For months, the team — which has recently grown through management-level employees volunteering to assist students, parents and families — has proactively emailed, called and sent text messages to students. These contacts occurred to connect students with emergency funds, tutoring support, computer equipment and other needs. 

"I am inspired by the members of our community that have found innovative solutions to maintain the SDSU experience in the virtual space,” said Jessi Moore, a SDSU Connects coordinator in the Division of Student Affairs and Campus Diversity.

“Many students I have spoken with through this program have been extremely grateful to hear from a university representative and have their questions answered, especially while they are balancing new challenges during this time,” Moore said. 

The team is also calling students who are isolating or in quarantine due to COVID-19 exposure. These calls and texts occur daily, and multiple times a day. Team members are making sure students are getting their meal deliveries and have needed supplies, including cleaning supplies. Others are providing information to parents and families so they also remain well informed about how the university is addressing COVID-19 cases and mitigating both risk and exposure for others. 

"I've been a member of the SDSU community in one way or another for more than 25 years," said Emilio Ulloa, associate dean of students and campus climate and a psychology professor. "I volunteer because I personally owe a lot to this institution, and I care about my SDSU community, the students, the faculty, the staff, our alumni and our surrounding community."

This work is grounded in higher education research, indicating that when students — especially those from diverse communities or from more modest financial backgrounds — are well-connected and well-supported, they can be the most successful, Timm said. 

Brianna Smith, a senior majoring in psychology, served with the team during the summer. 

“The transition to online classes and moving back home was something very new and different for many students,” Smith said. “Because of this, I think that this program was a great way to keep students connected to SDSU by reaching out to them and helping them with any questions or difficulties they had.” 

The apparent need to expand high-touch points during the pandemic led to the launch of SDS2U, co-curricular program in response to a need to more closely involve students in community-building. 
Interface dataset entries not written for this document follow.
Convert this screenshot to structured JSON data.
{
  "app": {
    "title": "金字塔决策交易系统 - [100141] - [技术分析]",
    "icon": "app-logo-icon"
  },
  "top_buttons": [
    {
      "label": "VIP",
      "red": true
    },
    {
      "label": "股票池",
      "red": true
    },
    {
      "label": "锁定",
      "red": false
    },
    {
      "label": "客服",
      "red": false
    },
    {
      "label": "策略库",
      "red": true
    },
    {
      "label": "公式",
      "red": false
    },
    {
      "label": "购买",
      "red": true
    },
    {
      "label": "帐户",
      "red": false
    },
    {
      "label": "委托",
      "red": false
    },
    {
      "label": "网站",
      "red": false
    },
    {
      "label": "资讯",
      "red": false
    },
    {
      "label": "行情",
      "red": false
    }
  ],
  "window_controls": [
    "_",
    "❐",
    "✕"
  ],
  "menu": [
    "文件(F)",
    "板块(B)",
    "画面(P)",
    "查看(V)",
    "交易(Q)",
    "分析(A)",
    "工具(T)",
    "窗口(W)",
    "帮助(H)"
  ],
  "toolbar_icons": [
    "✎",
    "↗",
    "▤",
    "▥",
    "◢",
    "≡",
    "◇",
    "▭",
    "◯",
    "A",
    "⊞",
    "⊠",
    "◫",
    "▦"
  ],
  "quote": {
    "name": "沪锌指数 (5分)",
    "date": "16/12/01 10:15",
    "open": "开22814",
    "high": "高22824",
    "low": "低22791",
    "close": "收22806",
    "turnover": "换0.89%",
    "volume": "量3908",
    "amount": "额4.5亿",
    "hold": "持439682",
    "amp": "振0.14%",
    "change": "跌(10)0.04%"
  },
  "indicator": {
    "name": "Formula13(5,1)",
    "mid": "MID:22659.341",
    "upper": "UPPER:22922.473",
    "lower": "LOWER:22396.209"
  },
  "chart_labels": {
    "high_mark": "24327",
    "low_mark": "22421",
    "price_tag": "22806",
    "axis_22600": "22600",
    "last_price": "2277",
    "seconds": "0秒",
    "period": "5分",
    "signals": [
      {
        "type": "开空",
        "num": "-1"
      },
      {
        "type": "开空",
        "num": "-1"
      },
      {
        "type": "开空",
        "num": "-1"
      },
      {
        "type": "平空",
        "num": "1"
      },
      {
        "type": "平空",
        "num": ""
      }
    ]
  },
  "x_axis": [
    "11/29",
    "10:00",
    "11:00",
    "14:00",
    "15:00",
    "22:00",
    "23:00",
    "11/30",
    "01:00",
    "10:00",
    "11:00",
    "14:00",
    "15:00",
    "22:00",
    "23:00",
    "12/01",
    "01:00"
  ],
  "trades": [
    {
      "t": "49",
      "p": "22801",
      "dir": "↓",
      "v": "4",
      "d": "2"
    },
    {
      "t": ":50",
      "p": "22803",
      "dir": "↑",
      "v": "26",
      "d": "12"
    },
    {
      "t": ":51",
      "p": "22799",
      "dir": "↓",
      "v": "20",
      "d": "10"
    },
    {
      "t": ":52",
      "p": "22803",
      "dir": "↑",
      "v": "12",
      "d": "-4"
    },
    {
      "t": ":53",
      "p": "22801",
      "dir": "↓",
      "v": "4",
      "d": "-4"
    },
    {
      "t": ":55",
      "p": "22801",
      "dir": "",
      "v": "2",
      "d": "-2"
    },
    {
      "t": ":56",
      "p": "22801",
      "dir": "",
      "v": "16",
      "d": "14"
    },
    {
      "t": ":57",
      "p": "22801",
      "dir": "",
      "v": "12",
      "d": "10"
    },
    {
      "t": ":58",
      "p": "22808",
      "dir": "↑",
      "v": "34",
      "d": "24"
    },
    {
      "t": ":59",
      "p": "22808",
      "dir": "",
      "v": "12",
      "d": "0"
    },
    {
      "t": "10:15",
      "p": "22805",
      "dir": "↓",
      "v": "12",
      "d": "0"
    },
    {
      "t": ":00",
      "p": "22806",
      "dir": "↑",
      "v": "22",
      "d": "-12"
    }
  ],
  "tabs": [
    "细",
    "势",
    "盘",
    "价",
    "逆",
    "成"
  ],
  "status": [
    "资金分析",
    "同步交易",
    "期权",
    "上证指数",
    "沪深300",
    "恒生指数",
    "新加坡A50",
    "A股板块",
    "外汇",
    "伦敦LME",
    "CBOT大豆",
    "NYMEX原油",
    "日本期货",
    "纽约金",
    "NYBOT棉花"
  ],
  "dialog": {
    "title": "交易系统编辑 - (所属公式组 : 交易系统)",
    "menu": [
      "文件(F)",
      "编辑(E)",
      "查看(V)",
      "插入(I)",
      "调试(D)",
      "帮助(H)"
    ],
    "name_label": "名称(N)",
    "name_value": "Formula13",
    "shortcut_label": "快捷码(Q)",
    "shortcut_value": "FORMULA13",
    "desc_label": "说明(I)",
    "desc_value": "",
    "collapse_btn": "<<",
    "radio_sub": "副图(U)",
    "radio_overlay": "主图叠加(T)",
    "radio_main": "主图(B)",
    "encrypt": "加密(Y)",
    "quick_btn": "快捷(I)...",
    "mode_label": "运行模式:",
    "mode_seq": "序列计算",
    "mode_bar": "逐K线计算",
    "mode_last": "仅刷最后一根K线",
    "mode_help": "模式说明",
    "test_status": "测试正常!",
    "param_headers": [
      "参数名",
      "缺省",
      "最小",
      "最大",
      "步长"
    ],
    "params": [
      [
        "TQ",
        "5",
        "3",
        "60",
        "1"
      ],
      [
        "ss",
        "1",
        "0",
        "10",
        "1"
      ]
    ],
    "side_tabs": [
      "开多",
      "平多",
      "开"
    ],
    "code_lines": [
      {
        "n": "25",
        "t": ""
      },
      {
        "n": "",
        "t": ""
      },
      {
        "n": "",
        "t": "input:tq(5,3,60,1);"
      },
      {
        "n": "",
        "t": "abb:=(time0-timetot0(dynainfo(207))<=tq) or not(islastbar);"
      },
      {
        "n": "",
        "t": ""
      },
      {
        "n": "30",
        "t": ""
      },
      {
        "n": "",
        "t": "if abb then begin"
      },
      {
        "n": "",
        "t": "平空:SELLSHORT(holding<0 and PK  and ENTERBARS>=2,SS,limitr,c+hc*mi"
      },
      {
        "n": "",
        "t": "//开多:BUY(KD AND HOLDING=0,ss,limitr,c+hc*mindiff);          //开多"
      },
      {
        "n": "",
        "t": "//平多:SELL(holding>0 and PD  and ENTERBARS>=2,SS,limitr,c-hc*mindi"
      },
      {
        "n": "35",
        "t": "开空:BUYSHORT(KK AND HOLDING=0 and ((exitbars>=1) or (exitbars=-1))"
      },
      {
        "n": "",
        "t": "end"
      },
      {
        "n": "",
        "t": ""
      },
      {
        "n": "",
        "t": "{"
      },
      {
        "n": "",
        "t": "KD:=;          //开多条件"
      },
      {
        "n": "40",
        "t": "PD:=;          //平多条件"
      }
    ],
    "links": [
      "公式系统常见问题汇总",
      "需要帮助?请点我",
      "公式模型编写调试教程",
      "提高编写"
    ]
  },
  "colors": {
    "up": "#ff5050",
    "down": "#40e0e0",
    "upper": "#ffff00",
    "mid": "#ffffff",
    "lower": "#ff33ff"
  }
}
Timm launched SDS2U with Associated Students President Christian Holt, Assistant Vice President for Community and Belonging Jessica Nare, Student Life and Leadership Director Caryl Montero-Adams, and others. The program has become especially important given the primary virtual model SDSU, like other colleges and universities, had to adopt during the pandemic. 

SDS2U has and continues to also offer learning and academic support, including organized virtual events, programs and student organization events. Some include Aztec Nights and One SDSU Community, and others involve leadership opportunities, workshops and peer mentoring. 

The SDS2U program also provides affinity groups, personalized support for students based on the needs of their year in school. For example, all juniors and seniors receive monthly email and video invitations to engage with career services counselors to connect to internships, career fairs and professional mentoring programs.

“Students, faculty and staff have worked hard to successfully transition from the isolating aspects of stay at home orders to a more supportive virtual community,” Timm said. 

“One of things I like the most about SDSU is its entrepreneurial spirit and its ability to change.  It is because of these qualities that SDSU adapts and responsively changes to meet the needs of our community,” he also said. “You can see these qualities in the care manager teams reaching out to students away from campus, the tiger teams quickly addressing our unique pressing needs, and virtual co-curricular programs like coffee with the Student Ombudsman or the campus book club. There is a resilience and tenacity in our determination to remain a close-knit community.”